> _Directions for this task_:
All of the entries below are to be retyped exactly.

> _Task input_:
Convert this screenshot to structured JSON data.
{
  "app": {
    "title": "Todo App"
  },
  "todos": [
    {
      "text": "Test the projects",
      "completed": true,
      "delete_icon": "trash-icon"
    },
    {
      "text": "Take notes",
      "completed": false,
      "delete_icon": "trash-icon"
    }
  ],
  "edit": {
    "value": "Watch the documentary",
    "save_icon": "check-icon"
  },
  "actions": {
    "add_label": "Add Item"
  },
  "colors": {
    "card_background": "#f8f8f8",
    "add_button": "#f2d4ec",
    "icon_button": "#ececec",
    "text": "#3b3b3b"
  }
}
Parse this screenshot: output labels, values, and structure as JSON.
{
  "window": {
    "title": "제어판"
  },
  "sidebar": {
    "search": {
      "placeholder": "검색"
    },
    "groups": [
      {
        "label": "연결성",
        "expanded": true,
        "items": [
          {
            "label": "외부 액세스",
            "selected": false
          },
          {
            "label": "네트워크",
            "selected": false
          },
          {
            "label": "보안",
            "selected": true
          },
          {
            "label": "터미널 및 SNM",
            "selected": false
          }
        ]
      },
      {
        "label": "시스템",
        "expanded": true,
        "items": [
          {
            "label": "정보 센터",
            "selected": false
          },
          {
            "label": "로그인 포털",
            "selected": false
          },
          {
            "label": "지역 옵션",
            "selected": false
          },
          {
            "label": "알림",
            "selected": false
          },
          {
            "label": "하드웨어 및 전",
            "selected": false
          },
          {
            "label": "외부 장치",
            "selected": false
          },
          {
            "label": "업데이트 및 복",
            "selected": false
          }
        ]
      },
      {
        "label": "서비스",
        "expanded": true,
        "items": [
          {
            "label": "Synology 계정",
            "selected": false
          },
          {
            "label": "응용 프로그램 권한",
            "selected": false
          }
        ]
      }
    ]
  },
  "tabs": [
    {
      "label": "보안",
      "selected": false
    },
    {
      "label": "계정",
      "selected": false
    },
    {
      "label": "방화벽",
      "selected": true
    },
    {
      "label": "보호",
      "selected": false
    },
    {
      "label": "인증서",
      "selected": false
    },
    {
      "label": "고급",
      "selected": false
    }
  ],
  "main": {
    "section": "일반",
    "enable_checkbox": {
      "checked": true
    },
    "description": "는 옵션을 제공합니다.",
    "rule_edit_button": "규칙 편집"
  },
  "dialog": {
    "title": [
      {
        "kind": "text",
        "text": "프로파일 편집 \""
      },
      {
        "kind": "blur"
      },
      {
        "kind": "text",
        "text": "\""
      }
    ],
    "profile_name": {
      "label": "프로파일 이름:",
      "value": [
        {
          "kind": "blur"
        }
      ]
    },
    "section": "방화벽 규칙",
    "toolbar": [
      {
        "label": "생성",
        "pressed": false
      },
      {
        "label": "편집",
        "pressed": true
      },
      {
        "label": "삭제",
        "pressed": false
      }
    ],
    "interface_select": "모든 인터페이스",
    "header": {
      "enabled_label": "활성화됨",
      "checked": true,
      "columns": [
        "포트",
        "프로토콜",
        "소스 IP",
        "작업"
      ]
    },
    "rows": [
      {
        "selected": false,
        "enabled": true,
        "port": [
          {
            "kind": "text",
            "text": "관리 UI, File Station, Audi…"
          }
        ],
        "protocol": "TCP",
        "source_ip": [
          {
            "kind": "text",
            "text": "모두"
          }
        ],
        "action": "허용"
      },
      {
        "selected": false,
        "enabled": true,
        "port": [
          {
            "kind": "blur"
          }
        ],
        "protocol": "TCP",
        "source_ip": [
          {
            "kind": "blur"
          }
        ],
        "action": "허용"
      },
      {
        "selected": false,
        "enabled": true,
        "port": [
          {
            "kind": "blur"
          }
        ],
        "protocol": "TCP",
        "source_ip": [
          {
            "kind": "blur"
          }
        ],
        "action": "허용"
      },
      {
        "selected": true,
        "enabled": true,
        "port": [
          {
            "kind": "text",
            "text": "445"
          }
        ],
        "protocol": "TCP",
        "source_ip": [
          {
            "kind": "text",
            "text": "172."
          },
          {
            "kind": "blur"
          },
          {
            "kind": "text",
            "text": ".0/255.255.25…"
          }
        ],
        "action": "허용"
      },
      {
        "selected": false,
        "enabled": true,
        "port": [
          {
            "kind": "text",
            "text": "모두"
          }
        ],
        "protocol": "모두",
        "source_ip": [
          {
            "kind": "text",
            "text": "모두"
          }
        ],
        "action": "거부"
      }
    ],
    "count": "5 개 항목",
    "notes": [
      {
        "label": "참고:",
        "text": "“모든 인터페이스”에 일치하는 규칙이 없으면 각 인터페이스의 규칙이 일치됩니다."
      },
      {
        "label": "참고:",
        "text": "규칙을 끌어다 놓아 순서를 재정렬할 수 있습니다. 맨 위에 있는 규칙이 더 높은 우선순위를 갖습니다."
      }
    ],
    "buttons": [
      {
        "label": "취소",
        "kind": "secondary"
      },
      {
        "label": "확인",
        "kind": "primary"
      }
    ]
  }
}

> _Solution for this task_:
Convert this screenshot to structured JSON data.
{
  "app": {
    "title": "Todo App"
  },
  "todos": [
    {
      "text": "Test the projects",
      "completed": true,
      "delete_icon": "trash-icon"
    },
    {
      "text": "Take notes",
      "completed": false,
      "delete_icon": "trash-icon"
    }
  ],
  "edit": {
    "value": "Watch the documentary",
    "save_icon": "check-icon"
  },
  "actions": {
    "add_label": "Add Item"
  },
  "colors": {
    "card_background": "#f8f8f8",
    "add_button": "#f2d4ec",
    "icon_button": "#ececec",
    "text": "#3b3b3b"
  }
}
Parse this screenshot: output labels, values, and structure as JSON.
{
  "window": {
    "title": "제어판"
  },
  "sidebar": {
    "search": {
      "placeholder": "검색"
    },
    "groups": [
      {
        "label": "연결성",
        "expanded": true,
        "items": [
          {
            "label": "외부 액세스",
            "selected": false
          },
          {
            "label": "네트워크",
            "selected": false
          },
          {
            "label": "보안",
            "selected": true
          },
          {
            "label": "터미널 및 SNM",
            "selected": false
          }
        ]
      },
      {
        "label": "시스템",
        "expanded": true,
        "items": [
          {
            "label": "정보 센터",
            "selected": false
          },
          {
            "label": "로그인 포털",
            "selected": false
          },
          {
            "label": "지역 옵션",
            "selected": false
          },
          {
            "label": "알림",
            "selected": false
          },
          {
            "label": "하드웨어 및 전",
            "selected": false
          },
          {
            "label": "외부 장치",
            "selected": false
          },
          {
            "label": "업데이트 및 복",
            "selected": false
          }
        ]
      },
      {
        "label": "서비스",
        "expanded": true,
        "items": [
          {
            "label": "Synology 계정",
            "selected": false
          },
          {
            "label": "응용 프로그램 권한",
            "selected": false
          }
        ]
      }
    ]
  },
  "tabs": [
    {
      "label": "보안",
      "selected": false
    },
    {
      "label": "계정",
      "selected": false
    },
    {
      "label": "방화벽",
      "selected": true
    },
    {
      "label": "보호",
      "selected": false
    },
    {
      "label": "인증서",
      "selected": false
    },
    {
      "label": "고급",
      "selected": false
    }
  ],
  "main": {
    "section": "일반",
    "enable_checkbox": {
      "checked": true
    },
    "description": "는 옵션을 제공합니다.",
    "rule_edit_button": "규칙 편집"
  },
  "dialog": {
    "title": [
      {
        "kind": "text",
        "text": "프로파일 편집 \""
      },
      {
        "kind": "blur"
      },
      {
        "kind": "text",
        "text": "\""
      }
    ],
    "profile_name": {
      "label": "프로파일 이름:",
      "value": [
        {
          "kind": "blur"
        }
      ]
    },
    "section": "방화벽 규칙",
    "toolbar": [
      {
        "label": "생성",
        "pressed": false
      },
      {
        "label": "편집",
        "pressed": true
      },
      {
        "label": "삭제",
        "pressed": false
      }
    ],
    "interface_select": "모든 인터페이스",
    "header": {
      "enabled_label": "활성화됨",
      "checked": true,
      "columns": [
        "포트",
        "프로토콜",
        "소스 IP",
        "작업"
      ]
    },
    "rows": [
      {
        "selected": false,
        "enabled": true,
        "port": [
          {
            "kind": "text",
            "text": "관리 UI, File Station, Audi…"
          }
        ],
        "protocol": "TCP",
        "source_ip": [
          {
            "kind": "text",
            "text": "모두"
          }
        ],
        "action": "허용"
      },
      {
        "selected": false,
        "enabled": true,
        "port": [
          {
            "kind": "blur"
          }
        ],
        "protocol": "TCP",
        "source_ip": [
          {
            "kind": "blur"
          }
        ],
        "action": "허용"
      },
      {
        "selected": false,
        "enabled": true,
        "port": [
          {
            "kind": "blur"
          }
        ],
        "protocol": "TCP",
        "source_ip": [
          {
            "kind": "blur"
          }
        ],
        "action": "허용"
      },
      {
        "selected": true,
        "enabled": true,
        "port": [
          {
            "kind": "text",
            "text": "445"
          }
        ],
        "protocol": "TCP",
        "source_ip": [
          {
            "kind": "text",
            "text": "172."
          },
          {
            "kind": "blur"
          },
          {
            "kind": "text",
            "text": ".0/255.255.25…"
          }
        ],
        "action": "허용"
      },
      {
        "selected": false,
        "enabled": true,
        "port": [
          {
            "kind": "text",
            "text": "모두"
          }
        ],
        "protocol": "모두",
        "source_ip": [
          {
            "kind": "text",
            "text": "모두"
          }
        ],
        "action": "거부"
      }
    ],
    "count": "5 개 항목",
    "notes": [
      {
        "label": "참고:",
        "text": "“모든 인터페이스”에 일치하는 규칙이 없으면 각 인터페이스의 규칙이 일치됩니다."
      },
      {
        "label": "참고:",
        "text": "규칙을 끌어다 놓아 순서를 재정렬할 수 있습니다. 맨 위에 있는 규칙이 더 높은 우선순위를 갖습니다."
      }
    ],
    "buttons": [
      {
        "label": "취소",
        "kind": "secondary"
      },
      {
        "label": "확인",
        "kind": "primary"
      }
    ]
  }
}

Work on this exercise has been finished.